WHAT YOU ARE ASKED TO DO. The data is to be reproduced in full and without error.
Segment Open
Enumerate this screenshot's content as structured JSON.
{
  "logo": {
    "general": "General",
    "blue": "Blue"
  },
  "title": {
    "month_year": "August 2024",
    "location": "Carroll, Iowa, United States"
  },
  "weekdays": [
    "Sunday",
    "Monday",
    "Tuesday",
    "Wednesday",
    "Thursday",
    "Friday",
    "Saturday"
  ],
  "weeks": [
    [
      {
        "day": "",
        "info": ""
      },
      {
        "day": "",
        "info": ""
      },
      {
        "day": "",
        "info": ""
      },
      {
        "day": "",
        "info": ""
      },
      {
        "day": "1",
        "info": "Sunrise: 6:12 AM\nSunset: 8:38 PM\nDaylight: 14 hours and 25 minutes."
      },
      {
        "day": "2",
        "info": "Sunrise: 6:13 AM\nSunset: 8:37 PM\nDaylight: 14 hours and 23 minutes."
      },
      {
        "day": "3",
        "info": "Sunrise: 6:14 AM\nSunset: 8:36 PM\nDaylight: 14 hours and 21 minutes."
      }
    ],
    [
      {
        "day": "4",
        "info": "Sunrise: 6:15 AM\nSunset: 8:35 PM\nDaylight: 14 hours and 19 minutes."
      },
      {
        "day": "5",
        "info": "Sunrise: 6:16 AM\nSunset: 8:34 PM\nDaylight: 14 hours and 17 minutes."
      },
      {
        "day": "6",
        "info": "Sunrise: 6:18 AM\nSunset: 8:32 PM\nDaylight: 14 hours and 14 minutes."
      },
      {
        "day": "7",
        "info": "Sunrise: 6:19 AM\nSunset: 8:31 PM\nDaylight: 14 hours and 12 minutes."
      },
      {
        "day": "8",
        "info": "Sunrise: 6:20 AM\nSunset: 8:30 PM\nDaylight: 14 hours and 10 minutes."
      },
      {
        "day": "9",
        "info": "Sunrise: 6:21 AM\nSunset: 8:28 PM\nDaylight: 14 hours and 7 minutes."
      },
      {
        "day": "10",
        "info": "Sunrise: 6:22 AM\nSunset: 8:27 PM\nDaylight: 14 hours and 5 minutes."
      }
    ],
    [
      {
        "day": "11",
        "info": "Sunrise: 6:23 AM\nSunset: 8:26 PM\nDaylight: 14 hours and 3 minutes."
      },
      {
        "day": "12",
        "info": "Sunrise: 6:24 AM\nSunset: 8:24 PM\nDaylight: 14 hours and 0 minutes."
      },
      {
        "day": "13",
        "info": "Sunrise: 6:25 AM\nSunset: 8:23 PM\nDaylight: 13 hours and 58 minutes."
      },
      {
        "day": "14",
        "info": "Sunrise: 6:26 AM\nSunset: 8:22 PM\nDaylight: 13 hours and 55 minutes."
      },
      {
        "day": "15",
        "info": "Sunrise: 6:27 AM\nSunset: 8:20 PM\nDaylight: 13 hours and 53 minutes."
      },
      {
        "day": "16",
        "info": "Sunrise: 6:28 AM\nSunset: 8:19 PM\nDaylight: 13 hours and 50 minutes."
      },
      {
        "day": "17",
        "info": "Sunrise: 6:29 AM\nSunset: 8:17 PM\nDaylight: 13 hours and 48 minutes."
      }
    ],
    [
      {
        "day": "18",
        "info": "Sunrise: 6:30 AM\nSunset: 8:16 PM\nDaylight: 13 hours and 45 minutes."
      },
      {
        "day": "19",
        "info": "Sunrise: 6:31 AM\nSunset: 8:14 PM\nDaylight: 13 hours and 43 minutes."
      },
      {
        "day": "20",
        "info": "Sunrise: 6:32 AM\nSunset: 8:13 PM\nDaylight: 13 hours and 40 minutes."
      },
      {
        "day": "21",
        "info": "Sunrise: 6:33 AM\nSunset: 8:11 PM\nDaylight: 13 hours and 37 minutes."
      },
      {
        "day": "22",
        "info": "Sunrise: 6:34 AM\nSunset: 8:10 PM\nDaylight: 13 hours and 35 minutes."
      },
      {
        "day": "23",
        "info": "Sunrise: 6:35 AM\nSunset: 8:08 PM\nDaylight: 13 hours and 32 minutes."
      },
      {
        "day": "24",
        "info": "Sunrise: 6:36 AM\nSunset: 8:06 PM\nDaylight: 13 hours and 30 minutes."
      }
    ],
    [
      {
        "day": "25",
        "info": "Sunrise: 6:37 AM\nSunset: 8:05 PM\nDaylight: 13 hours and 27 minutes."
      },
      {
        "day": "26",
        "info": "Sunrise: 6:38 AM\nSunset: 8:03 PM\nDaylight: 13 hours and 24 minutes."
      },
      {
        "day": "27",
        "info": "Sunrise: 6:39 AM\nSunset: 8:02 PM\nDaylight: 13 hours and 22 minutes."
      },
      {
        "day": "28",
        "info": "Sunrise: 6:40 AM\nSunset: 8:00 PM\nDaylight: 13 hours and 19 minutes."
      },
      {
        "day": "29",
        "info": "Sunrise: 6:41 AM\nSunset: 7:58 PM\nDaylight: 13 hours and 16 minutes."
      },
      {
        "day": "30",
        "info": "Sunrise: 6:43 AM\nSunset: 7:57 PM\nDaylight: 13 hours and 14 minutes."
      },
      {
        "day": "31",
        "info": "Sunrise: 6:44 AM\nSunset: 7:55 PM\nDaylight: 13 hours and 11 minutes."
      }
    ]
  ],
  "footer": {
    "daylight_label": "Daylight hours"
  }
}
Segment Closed
SOLUTION TO THIS PROBLEM.
Enumerate this screenshot's content as structured JSON.
{
  "logo": {
    "general": "General",
    "blue": "Blue"
  },
  "title": {
    "month_year": "August 2024",
    "location": "Carroll, Iowa, United States"
  },
  "weekdays": [
    "Sunday",
    "Monday",
    "Tuesday",
    "Wednesday",
    "Thursday",
    "Friday",
    "Saturday"
  ],
  "weeks": [
    [
      {
        "day": "",
        "info": ""
      },
      {
        "day": "",
        "info": ""
      },
      {
        "day": "",
        "info": ""
      },
      {
        "day": "",
        "info": ""
      },
      {
        "day": "1",
        "info": "Sunrise: 6:12 AM\nSunset: 8:38 PM\nDaylight: 14 hours and 25 minutes."
      },
      {
        "day": "2",
        "info": "Sunrise: 6:13 AM\nSunset: 8:37 PM\nDaylight: 14 hours and 23 minutes."
      },
      {
        "day": "3",
        "info": "Sunrise: 6:14 AM\nSunset: 8:36 PM\nDaylight: 14 hours and 21 minutes."
      }
    ],
    [
      {
        "day": "4",
        "info": "Sunrise: 6:15 AM\nSunset: 8:35 PM\nDaylight: 14 hours and 19 minutes."
      },
      {
        "day": "5",
        "info": "Sunrise: 6:16 AM\nSunset: 8:34 PM\nDaylight: 14 hours and 17 minutes."
      },
      {
        "day": "6",
        "info": "Sunrise: 6:18 AM\nSunset: 8:32 PM\nDaylight: 14 hours and 14 minutes."
      },
      {
        "day": "7",
        "info": "Sunrise: 6:19 AM\nSunset: 8:31 PM\nDaylight: 14 hours and 12 minutes."
      },
      {
        "day": "8",
        "info": "Sunrise: 6:20 AM\nSunset: 8:30 PM\nDaylight: 14 hours and 10 minutes."
      },
      {
        "day": "9",
        "info": "Sunrise: 6:21 AM\nSunset: 8:28 PM\nDaylight: 14 hours and 7 minutes."
      },
      {
        "day": "10",
        "info": "Sunrise: 6:22 AM\nSunset: 8:27 PM\nDaylight: 14 hours and 5 minutes."
      }
    ],
    [
      {
        "day": "11",
        "info": "Sunrise: 6:23 AM\nSunset: 8:26 PM\nDaylight: 14 hours and 3 minutes."
      },
      {
        "day": "12",
        "info": "Sunrise: 6:24 AM\nSunset: 8:24 PM\nDaylight: 14 hours and 0 minutes."
      },
      {
        "day": "13",
        "info": "Sunrise: 6:25 AM\nSunset: 8:23 PM\nDaylight: 13 hours and 58 minutes."
      },
      {
        "day": "14",
        "info": "Sunrise: 6:26 AM\nSunset: 8:22 PM\nDaylight: 13 hours and 55 minutes."
      },
      {
        "day": "15",
        "info": "Sunrise: 6:27 AM\nSunset: 8:20 PM\nDaylight: 13 hours and 53 minutes."
      },
      {
        "day": "16",
        "info": "Sunrise: 6:28 AM\nSunset: 8:19 PM\nDaylight: 13 hours and 50 minutes."
      },
      {
        "day": "17",
        "info": "Sunrise: 6:29 AM\nSunset: 8:17 PM\nDaylight: 13 hours and 48 minutes."
      }
    ],
    [
      {
        "day": "18",
        "info": "Sunrise: 6:30 AM\nSunset: 8:16 PM\nDaylight: 13 hours and 45 minutes."
      },
      {
        "day": "19",
        "info": "Sunrise: 6:31 AM\nSunset: 8:14 PM\nDaylight: 13 hours and 43 minutes."
      },
      {
        "day": "20",
        "info": "Sunrise: 6:32 AM\nSunset: 8:13 PM\nDaylight: 13 hours and 40 minutes."
      },
      {
        "day": "21",
        "info": "Sunrise: 6:33 AM\nSunset: 8:11 PM\nDaylight: 13 hours and 37 minutes."
      },
      {
        "day": "22",
        "info": "Sunrise: 6:34 AM\nSunset: 8:10 PM\nDaylight: 13 hours and 35 minutes."
      },
      {
        "day": "23",
        "info": "Sunrise: 6:35 AM\nSunset: 8:08 PM\nDaylight: 13 hours and 32 minutes."
      },
      {
        "day": "24",
        "info": "Sunrise: 6:36 AM\nSunset: 8:06 PM\nDaylight: 13 hours and 30 minutes."
      }
    ],
    [
      {
        "day": "25",
        "info": "Sunrise: 6:37 AM\nSunset: 8:05 PM\nDaylight: 13 hours and 27 minutes."
      },
      {
        "day": "26",
        "info": "Sunrise: 6:38 AM\nSunset: 8:03 PM\nDaylight: 13 hours and 24 minutes."
      },
      {
        "day": "27",
        "info": "Sunrise: 6:39 AM\nSunset: 8:02 PM\nDaylight: 13 hours and 22 minutes."
      },
      {
        "day": "28",
        "info": "Sunrise: 6:40 AM\nSunset: 8:00 PM\nDaylight: 13 hours and 19 minutes."
      },
      {
        "day": "29",
        "info": "Sunrise: 6:41 AM\nSunset: 7:58 PM\nDaylight: 13 hours and 16 minutes."
      },
      {
        "day": "30",
        "info": "Sunrise: 6:43 AM\nSunset: 7:57 PM\nDaylight: 13 hours and 14 minutes."
      },
      {
        "day": "31",
        "info": "Sunrise: 6:44 AM\nSunset: 7:55 PM\nDaylight: 13 hours and 11 minutes."
      }
    ]
  ],
  "footer": {
    "daylight_label": "Daylight hours"
  }
}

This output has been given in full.